Written by J.T. Johnson
ORIGINAL RELEASE DATE: June 23, 1989
DIRECTOR: Tim Burton
CINEMATOGRAPHY: Roger Pratt
WRITERS: Sam Hamm, Warren Skaaren
MUSIC: Danny Elfman
In 1989, Warner Bros. took a chance with Tim Burton, a young director who was making a name for himself with films like “Pee-Wee’s Big Adventure” and “Beetlejuice”. They decided to give Burton the chance to direct “Batman”. Due to the great success Warner Bros. already had with “Superman”, it was only a matter of time before they brought the Caped Crusader back to the screen. The only question the studio had was how to go about bringing him back.
Before this film, most people were associated with the 1960s television series starring Adam West. In the comic books, however, Batman was already heading back to his darker roots. In fact, it was graphic novels such as Frank Miller’s “The Dark Knight Returns” and “Batman: Year One” that inspired Burton to make the film a darker retelling of the classic hero.
Not only was Burton’s role as director slightly controversial, but fans were outraged when actor Michael Keaton was hired by Burton to play the lead character. Fans were upset that Warner Bros. might be taking the series in a campier direction. This was because Keaton was mostly known for comedic roles in films such as the aforementioned “Beetlejuice”. It was not until a trailer was released that fans’ minds were put to ease and Keaton was accepted into the role.
The film starts at a time when Batman (Keaton) is nothing more than an elusive boogeyman that criminals talk about. The police, including Commissioner Gordon (Pat Hingle) know more about what’s going on, but they are trying to keep things under wraps until they know even more. In the meantime, crime is actually on the rise due mostly to a powerful crime lord named Carl Grissom (Jack Palance).
Grissom’s right hand man is Jack Napier (Jack Nicholson). Eventually, Batman and Jack meet, they have a confrontation, Jack falls into some acid, and the Joker is born. After dealing with Carl, the Joker sets about trying to take over Gotham while Batman does everything he can to stop the maniac.
The first thing to notice about the film is the fact that it is a truly dark piece. Burton did not set out to make a film for the kiddies. There is a film noir look present in every scene. Batman himself is an enigma in his own film and that helps also set the mood for the entire piece. Eventually, the audience does learn the back story for why the millionaire Bruce Wayne becomes Batman, but they never truly get to know him.
That is also one of the biggest problems with the film. By not paying much attention to this elusive creature of the night, Batman becomes a secondary character. The true star of the film is Nicholson as the Joker. The fact that it’s a truly fantastic performance makes up for the problem that Batman is not really the main character.

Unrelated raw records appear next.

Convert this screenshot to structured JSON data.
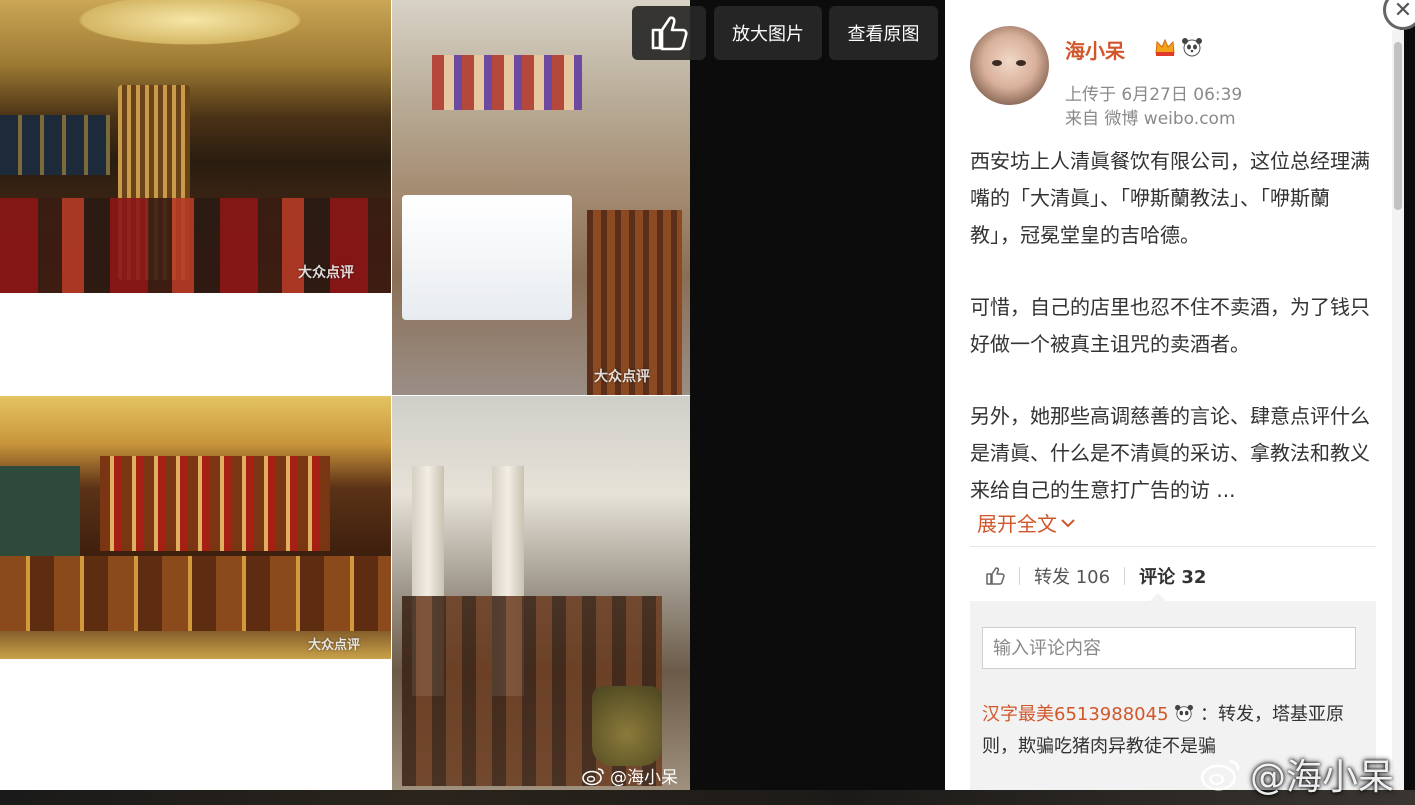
{
  "toolbar": {
    "like_icon": "thumbs-up-icon",
    "zoom_label": "放大图片",
    "original_label": "查看原图"
  },
  "photos": {
    "watermark": "大众点评",
    "weibo_watermark": "@海小呆"
  },
  "user": {
    "name": "海小呆",
    "upload_time": "上传于 6月27日 06:39",
    "source": "来自 微博 weibo.com"
  },
  "post": {
    "paragraphs": [
      "西安坊上人清眞餐饮有限公司，这位总经理满嘴的「大清眞」、「咿斯蘭教法」、「咿斯蘭教」，冠冕堂皇的吉哈德。",
      "可惜，自己的店里也忍不住不卖酒，为了钱只好做一个被真主诅咒的卖酒者。",
      "另外，她那些高调慈善的言论、肆意点评什么是清眞、什么是不清眞的采访、拿教法和教义来给自己的生意打广告的访 ..."
    ],
    "expand_label": "展开全文"
  },
  "actions": {
    "repost_label": "转发 106",
    "comment_label": "评论 32"
  },
  "comments": {
    "input_placeholder": "输入评论内容",
    "first": {
      "user": "汉字最美6513988045",
      "text": "：转发，塔基亚原则，欺骗吃猪肉异教徒不是骗"
    }
  },
  "overlay_watermark": "@海小呆",
  "colors": {
    "accent": "#d1572b",
    "panel_bg": "#ffffff",
    "viewer_bg": "#0c0c0c"
  }
}
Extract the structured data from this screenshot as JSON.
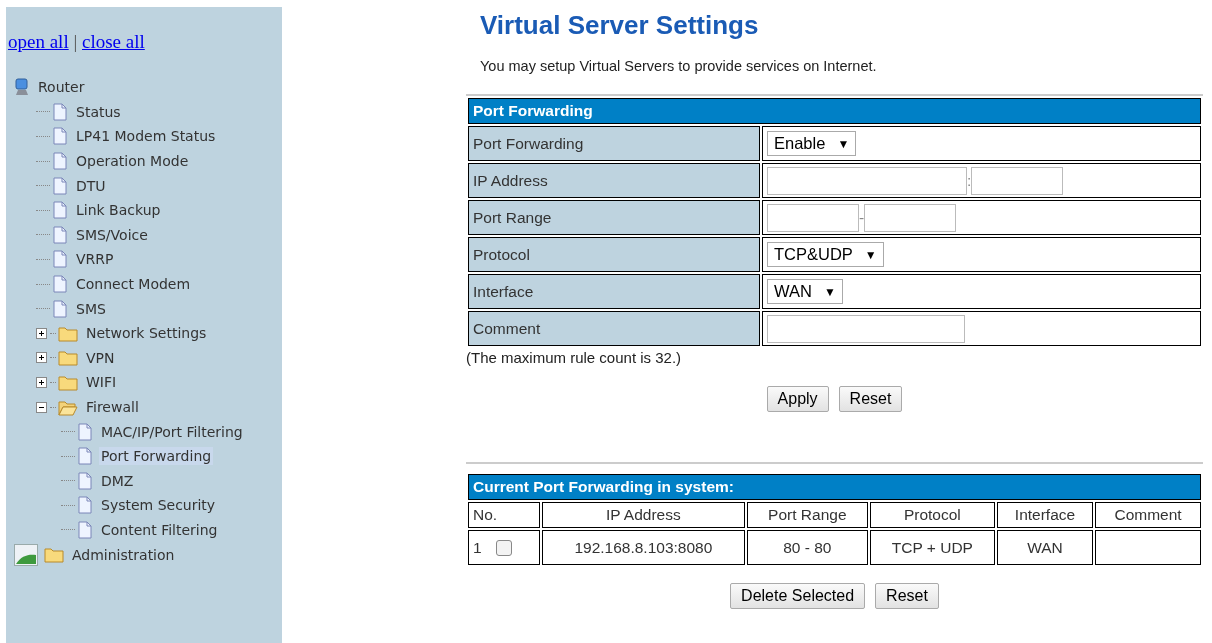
{
  "sidebar": {
    "links": [
      "open all",
      "close all"
    ],
    "separator": "|",
    "tree": [
      {
        "label": "Router",
        "kind": "root",
        "selected": false,
        "children": [
          {
            "label": "Status",
            "kind": "page",
            "selected": false
          },
          {
            "label": "LP41 Modem Status",
            "kind": "page",
            "selected": false
          },
          {
            "label": "Operation Mode",
            "kind": "page",
            "selected": false
          },
          {
            "label": "DTU",
            "kind": "page",
            "selected": false
          },
          {
            "label": "Link Backup",
            "kind": "page",
            "selected": false
          },
          {
            "label": "SMS/Voice",
            "kind": "page",
            "selected": false
          },
          {
            "label": "VRRP",
            "kind": "page",
            "selected": false
          },
          {
            "label": "Connect Modem",
            "kind": "page",
            "selected": false
          },
          {
            "label": "SMS",
            "kind": "page",
            "selected": false
          },
          {
            "label": "Network Settings",
            "kind": "folder",
            "expanded": false,
            "selected": false
          },
          {
            "label": "VPN",
            "kind": "folder",
            "expanded": false,
            "selected": false
          },
          {
            "label": "WIFI",
            "kind": "folder",
            "expanded": false,
            "selected": false
          },
          {
            "label": "Firewall",
            "kind": "folder",
            "expanded": true,
            "selected": false,
            "children": [
              {
                "label": "MAC/IP/Port Filtering",
                "kind": "page",
                "selected": false
              },
              {
                "label": "Port Forwarding",
                "kind": "page",
                "selected": true
              },
              {
                "label": "DMZ",
                "kind": "page",
                "selected": false
              },
              {
                "label": "System Security",
                "kind": "page",
                "selected": false
              },
              {
                "label": "Content Filtering",
                "kind": "page",
                "selected": false
              }
            ]
          }
        ]
      },
      {
        "label": "Administration",
        "kind": "broken-folder",
        "selected": false
      }
    ]
  },
  "title": "Virtual Server Settings",
  "subtitle": "You may setup Virtual Servers to provide services on Internet.",
  "form": {
    "header": "Port Forwarding",
    "rows": [
      {
        "label": "Port Forwarding",
        "kind": "select",
        "value": "Enable",
        "caret": "▼"
      },
      {
        "label": "IP Address",
        "kind": "pair",
        "separator": ":"
      },
      {
        "label": "Port Range",
        "kind": "pair",
        "separator": "-"
      },
      {
        "label": "Protocol",
        "kind": "select",
        "value": "TCP&UDP",
        "caret": "▼"
      },
      {
        "label": "Interface",
        "kind": "select",
        "value": "WAN",
        "caret": "▼"
      },
      {
        "label": "Comment",
        "kind": "text"
      }
    ],
    "note": "(The maximum rule count is 32.)",
    "buttons": [
      "Apply",
      "Reset"
    ]
  },
  "rules": {
    "header": "Current Port Forwarding in system:",
    "columns": [
      "No.",
      "IP Address",
      "Port Range",
      "Protocol",
      "Interface",
      "Comment"
    ],
    "rows": [
      {
        "checked": false,
        "cells": [
          "1",
          "192.168.8.103:8080",
          "80 - 80",
          "TCP + UDP",
          "WAN"
        ]
      }
    ],
    "buttons": [
      "Delete Selected",
      "Reset"
    ]
  }
}
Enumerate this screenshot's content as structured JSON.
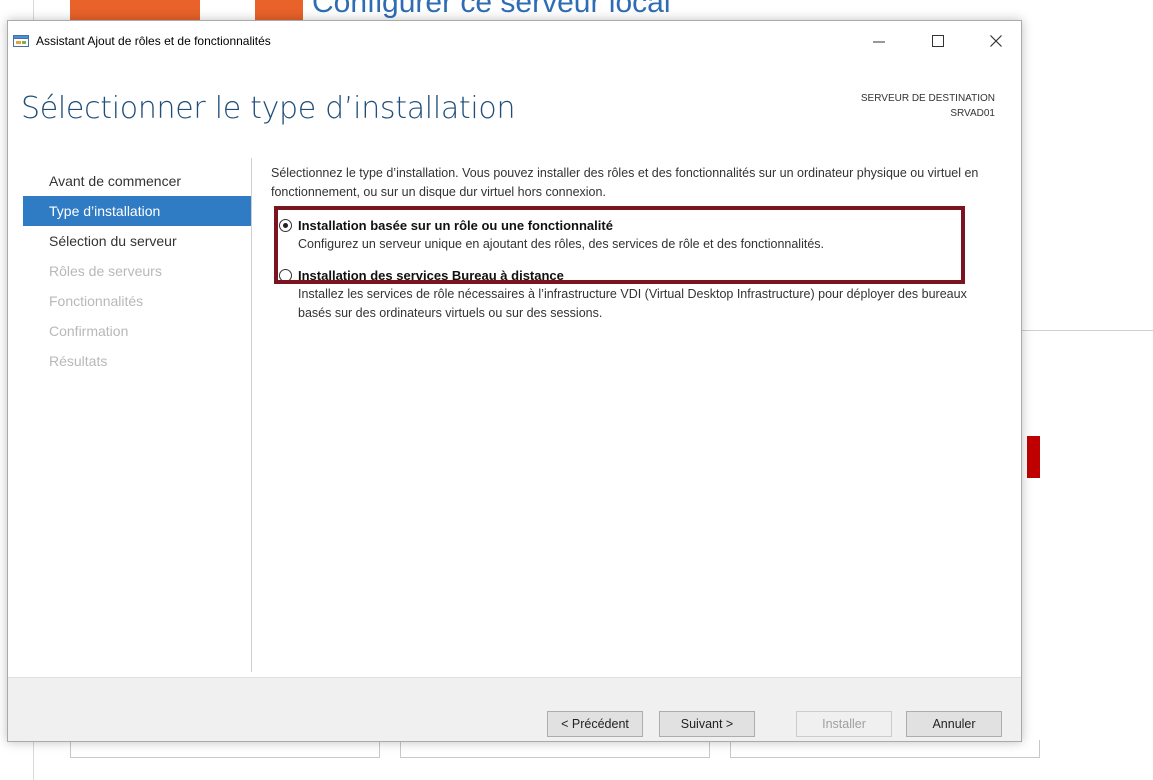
{
  "background": {
    "title_fragment": "Configurer ce serveur local"
  },
  "window": {
    "title": "Assistant Ajout de rôles et de fonctionnalités",
    "controls": {
      "minimize": "—",
      "maximize": "☐",
      "close": "✕"
    }
  },
  "header": {
    "page_title": "Sélectionner le type d’installation",
    "destination_label": "SERVEUR DE DESTINATION",
    "destination_server": "SRVAD01"
  },
  "nav": {
    "items": [
      {
        "label": "Avant de commencer",
        "state": "normal"
      },
      {
        "label": "Type d’installation",
        "state": "active"
      },
      {
        "label": "Sélection du serveur",
        "state": "normal"
      },
      {
        "label": "Rôles de serveurs",
        "state": "disabled"
      },
      {
        "label": "Fonctionnalités",
        "state": "disabled"
      },
      {
        "label": "Confirmation",
        "state": "disabled"
      },
      {
        "label": "Résultats",
        "state": "disabled"
      }
    ]
  },
  "content": {
    "intro": "Sélectionnez le type d’installation. Vous pouvez installer des rôles et des fonctionnalités sur un ordinateur physique ou virtuel en fonctionnement, ou sur un disque dur virtuel hors connexion.",
    "options": [
      {
        "title": "Installation basée sur un rôle ou une fonctionnalité",
        "description": "Configurez un serveur unique en ajoutant des rôles, des services de rôle et des fonctionnalités.",
        "selected": true
      },
      {
        "title": "Installation des services Bureau à distance",
        "description": "Installez les services de rôle nécessaires à l’infrastructure VDI (Virtual Desktop Infrastructure) pour déployer des bureaux basés sur des ordinateurs virtuels ou sur des sessions.",
        "selected": false
      }
    ]
  },
  "footer": {
    "previous": "< Précédent",
    "next": "Suivant >",
    "install": "Installer",
    "cancel": "Annuler"
  },
  "colors": {
    "accent": "#2f7bc4",
    "highlight_border": "#7b1420",
    "title": "#1f4e79"
  }
}
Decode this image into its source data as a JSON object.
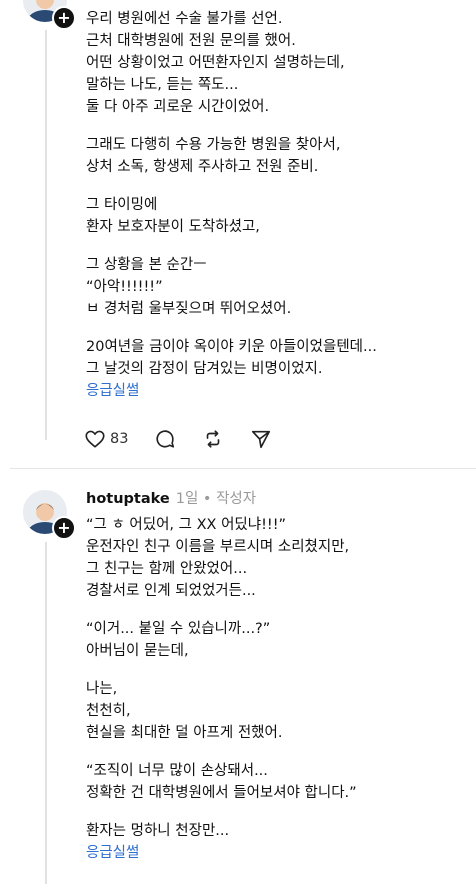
{
  "post1": {
    "paragraphs": [
      [
        "우리 병원에선 수술 불가를 선언.",
        "근처 대학병원에 전원 문의를 했어.",
        "어떤 상황이었고 어떤환자인지 설명하는데,",
        "말하는 나도, 듣는 쪽도...",
        "둘 다 아주 괴로운 시간이었어."
      ],
      [
        "그래도 다행히 수용 가능한 병원을 찾아서,",
        "상처 소독, 항생제 주사하고 전원 준비."
      ],
      [
        "그 타이밍에",
        "환자 보호자분이 도착하셨고,"
      ],
      [
        "그 상황을 본 순간ㅡ",
        "“아악!!!!!!”",
        "ㅂ 경처럼 울부짖으며 뛰어오셨어."
      ],
      [
        "20여년을 금이야 옥이야 키운 아들이었을텐데...",
        "그 날것의 감정이 담겨있는 비명이었지."
      ]
    ],
    "more_link": "응급실썰",
    "like_count": "83"
  },
  "post2": {
    "username": "hotuptake",
    "meta": "1일 • 작성자",
    "paragraphs": [
      [
        "“그 ㅎ 어딨어, 그 XX 어딨냐!!!”",
        "운전자인 친구 이름을 부르시며 소리쳤지만,",
        "그 친구는 함께 안왔었어...",
        "경찰서로 인계 되었었거든..."
      ],
      [
        "“이거... 붙일 수 있습니까...?”",
        "아버님이 묻는데,"
      ],
      [
        "나는,",
        "천천히,",
        "현실을 최대한 덜 아프게 전했어."
      ],
      [
        "“조직이 너무 많이 손상돼서...",
        "정확한 건 대학병원에서 들어보셔야 합니다.”"
      ],
      [
        "환자는 멍하니 천장만..."
      ]
    ],
    "more_link": "응급실썰"
  },
  "icons": [
    "heart-icon",
    "comment-icon",
    "repost-icon",
    "send-icon",
    "plus-icon"
  ]
}
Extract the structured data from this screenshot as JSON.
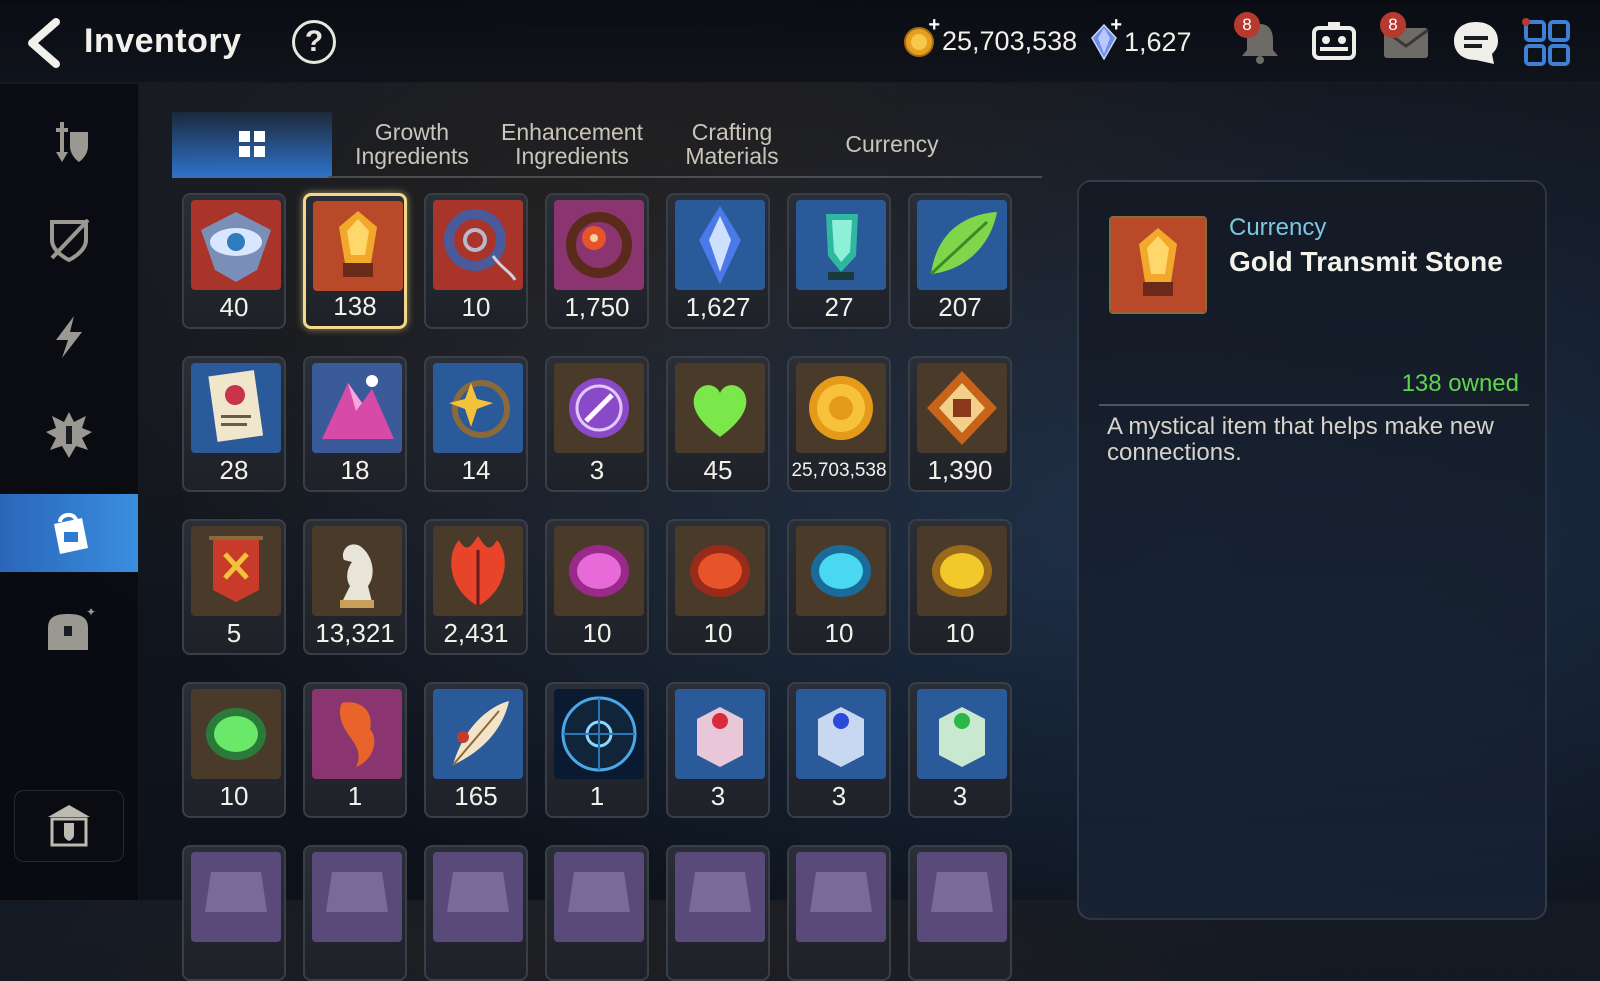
{
  "header": {
    "title": "Inventory",
    "help_label": "?",
    "gold": "25,703,538",
    "crystals": "1,627",
    "notifications_badge": "8",
    "mail_badge": "8"
  },
  "tabs": [
    {
      "label": "",
      "icon": "grid-icon",
      "active": true
    },
    {
      "label": "Growth\nIngredients"
    },
    {
      "label": "Enhancement\nIngredients"
    },
    {
      "label": "Crafting\nMaterials"
    },
    {
      "label": "Currency"
    }
  ],
  "sidebar": [
    "equipment-icon",
    "broken-shield-icon",
    "lightning-icon",
    "spiky-shield-icon",
    "inventory-bag-icon",
    "chest-icon",
    "storage-icon"
  ],
  "items": [
    {
      "name": "eye-emblem",
      "count": "40"
    },
    {
      "name": "gold-transmit-stone",
      "count": "138",
      "selected": true
    },
    {
      "name": "ring-charm",
      "count": "10"
    },
    {
      "name": "red-flower-ring",
      "count": "1,750"
    },
    {
      "name": "blue-crystal",
      "count": "1,627"
    },
    {
      "name": "green-crystal",
      "count": "27"
    },
    {
      "name": "leaf",
      "count": "207"
    },
    {
      "name": "certificate",
      "count": "28"
    },
    {
      "name": "pink-mountain-stone",
      "count": "18"
    },
    {
      "name": "star-ring",
      "count": "14"
    },
    {
      "name": "purple-seal",
      "count": "3"
    },
    {
      "name": "green-heart",
      "count": "45"
    },
    {
      "name": "gold-coin",
      "count": "25,703,538"
    },
    {
      "name": "fist-badge",
      "count": "1,390"
    },
    {
      "name": "banner",
      "count": "5"
    },
    {
      "name": "chess-knight",
      "count": "13,321"
    },
    {
      "name": "red-leaf",
      "count": "2,431"
    },
    {
      "name": "pink-rune",
      "count": "10"
    },
    {
      "name": "red-rune",
      "count": "10"
    },
    {
      "name": "blue-rune",
      "count": "10"
    },
    {
      "name": "yellow-rune",
      "count": "10"
    },
    {
      "name": "green-rune",
      "count": "10"
    },
    {
      "name": "fox-charm",
      "count": "1"
    },
    {
      "name": "feather",
      "count": "165"
    },
    {
      "name": "blue-sigil",
      "count": "1"
    },
    {
      "name": "red-gem-box",
      "count": "3"
    },
    {
      "name": "blue-gem-box",
      "count": "3"
    },
    {
      "name": "green-gem-box",
      "count": "3"
    },
    {
      "name": "partial-1",
      "count": ""
    },
    {
      "name": "partial-2",
      "count": ""
    },
    {
      "name": "partial-3",
      "count": ""
    },
    {
      "name": "partial-4",
      "count": ""
    },
    {
      "name": "partial-5",
      "count": ""
    },
    {
      "name": "partial-6",
      "count": ""
    },
    {
      "name": "partial-7",
      "count": ""
    }
  ],
  "detail": {
    "category": "Currency",
    "name": "Gold Transmit Stone",
    "owned": "138 owned",
    "description": "A mystical item that helps make new connections."
  }
}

People who like to compare Nicholson’s performance to that of Heath Ledger’s in “The Dark Knight” are not being fair to Nicholson’s Joker. There have been many versions of Batman and his villains over the years. Ledger played the completely psychotic and downright scary version of the character while Nicholson truly was the Clown Prince of Crime but he still had enough menace to be a real threat.
Keaton gives a truly brilliant performance as the Dark Knight. It’s not easy to convince the audience that there’s a man out there dressing up like a bat to fight crime. There’s a thin line where one false move will take away the audience’s suspension of disbelief. Keaton does a great job at walking that line.
Burton’s version of Batman is obviously not perfect. There are many decisions made to the story of Batman that sends fans in a rage. The story can also drag in a couple of places and some of the effects have aged. Also, while they did a good job on the batsuit, one can tell that it’s a prototype and it’s a good thing that they tried to keep up with making the design better in future films.
’89 was considered the year of the bat and for good reason. Burton made a film that proved to studios that comic book films did not have to be brightened up for the kids. While Hollywood forgot that lesson for short time, “Batman” helped foreshadow the dominance of the comic book film almost ten years later.